For most of us breeders we know the importance of weeding out flaws in our herd. As we are still learning in our rabbitry we have used the shows and judges to help guide us in who to weed out just by ears, or hind quarters or shoulders. But from the time the rabbit is born we observe their bite. So far we have been so fortunate. With our first litter of sables I was really starting to worry. Firstly because this is Quinnes litter, and she is so in love with them and will possibly finally have a rabbit to show. I was really concerned the one little one was going to have bad teeth. It was with great relief yesterday that we saw they are actually lining up just perfect! Hooray. I was not only worried for the kit, but I was worried that I possibly had rabbits in our herd that would create poor teeth. For us, this is not an acceptable trait to breed into your stock at all. I have read numerous vet records of trimming and filing and extracting. Some people are content with that. Some people notice the stress it puts on the animal. Some people even syringe feed theirs. All of that is fine and dandy if that is the route you want to take. I know how much love goes into our babies. But when it comes to the breeding program in our rabbitry this will not be accepted. It is sometimes nobodys fault when you end up with a rabbit with bad teeth, but it becomes your fault if you breed that into your herd. So I am so thankful I have not had to encounter that as of yet but I know the day will come. At 4 weeks, Allan Ormond had explained, is a good time to check feet. He said that feet that are short and fat at 4 weeks are usually a good sign of ones to hang on to and long and skinny feet are most likely going to turn out to be pet quality. Well, we hit that mark next week so this will be very fun for the girls to follow up on and learn.

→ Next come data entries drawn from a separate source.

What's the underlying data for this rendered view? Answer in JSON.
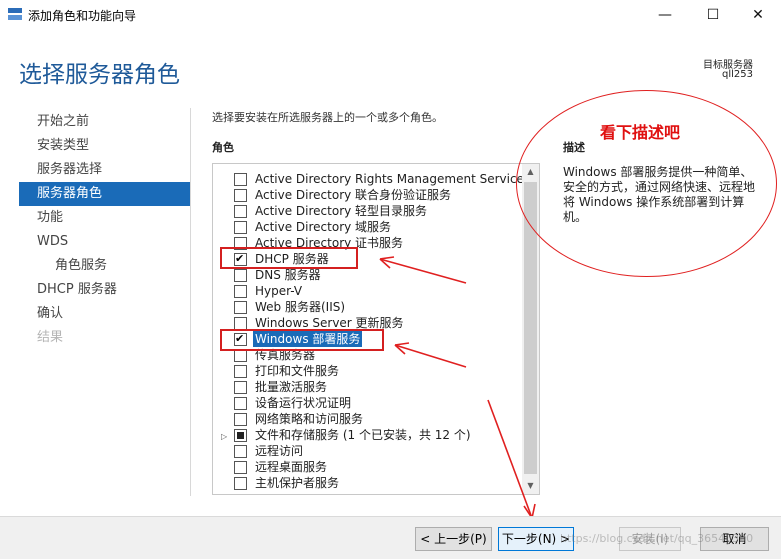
{
  "window": {
    "title": "添加角色和功能向导",
    "minimize": "—",
    "maximize": "☐",
    "close": "✕"
  },
  "header": {
    "page_title": "选择服务器角色",
    "target_label": "目标服务器",
    "target_value": "qll253"
  },
  "nav": {
    "items": [
      {
        "label": "开始之前",
        "state": "normal"
      },
      {
        "label": "安装类型",
        "state": "normal"
      },
      {
        "label": "服务器选择",
        "state": "normal"
      },
      {
        "label": "服务器角色",
        "state": "active"
      },
      {
        "label": "功能",
        "state": "normal"
      },
      {
        "label": "WDS",
        "state": "normal"
      },
      {
        "label": "角色服务",
        "state": "sub"
      },
      {
        "label": "DHCP 服务器",
        "state": "normal"
      },
      {
        "label": "确认",
        "state": "normal"
      },
      {
        "label": "结果",
        "state": "disabled"
      }
    ]
  },
  "main": {
    "instruction": "选择要安装在所选服务器上的一个或多个角色。",
    "roles_header": "角色",
    "roles": [
      {
        "label": "Active Directory Rights Management Services",
        "state": "unchecked"
      },
      {
        "label": "Active Directory 联合身份验证服务",
        "state": "unchecked"
      },
      {
        "label": "Active Directory 轻型目录服务",
        "state": "unchecked"
      },
      {
        "label": "Active Directory 域服务",
        "state": "unchecked"
      },
      {
        "label": "Active Directory 证书服务",
        "state": "unchecked"
      },
      {
        "label": "DHCP 服务器",
        "state": "checked"
      },
      {
        "label": "DNS 服务器",
        "state": "unchecked"
      },
      {
        "label": "Hyper-V",
        "state": "unchecked"
      },
      {
        "label": "Web 服务器(IIS)",
        "state": "unchecked"
      },
      {
        "label": "Windows Server 更新服务",
        "state": "unchecked"
      },
      {
        "label": "Windows 部署服务",
        "state": "checked",
        "selected": true
      },
      {
        "label": "传真服务器",
        "state": "unchecked"
      },
      {
        "label": "打印和文件服务",
        "state": "unchecked"
      },
      {
        "label": "批量激活服务",
        "state": "unchecked"
      },
      {
        "label": "设备运行状况证明",
        "state": "unchecked"
      },
      {
        "label": "网络策略和访问服务",
        "state": "unchecked"
      },
      {
        "label": "文件和存储服务 (1 个已安装，共 12 个)",
        "state": "partial",
        "expandable": true
      },
      {
        "label": "远程访问",
        "state": "unchecked"
      },
      {
        "label": "远程桌面服务",
        "state": "unchecked"
      },
      {
        "label": "主机保护者服务",
        "state": "unchecked"
      }
    ],
    "description_header": "描述",
    "description": "Windows 部署服务提供一种简单、安全的方式，通过网络快速、远程地将 Windows 操作系统部署到计算机。"
  },
  "annotation": {
    "text": "看下描述吧",
    "color": "#e01010"
  },
  "footer": {
    "back": "< 上一步(P)",
    "next": "下一步(N) >",
    "install": "安装(I)",
    "cancel": "取消",
    "watermark": "https://blog.csdn.net/qq_36540300"
  },
  "colors": {
    "accent": "#1a6bb8",
    "title": "#1f5a99",
    "annotation": "#e02020"
  }
}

Write something about yourself. No need to be fancy, just an overview.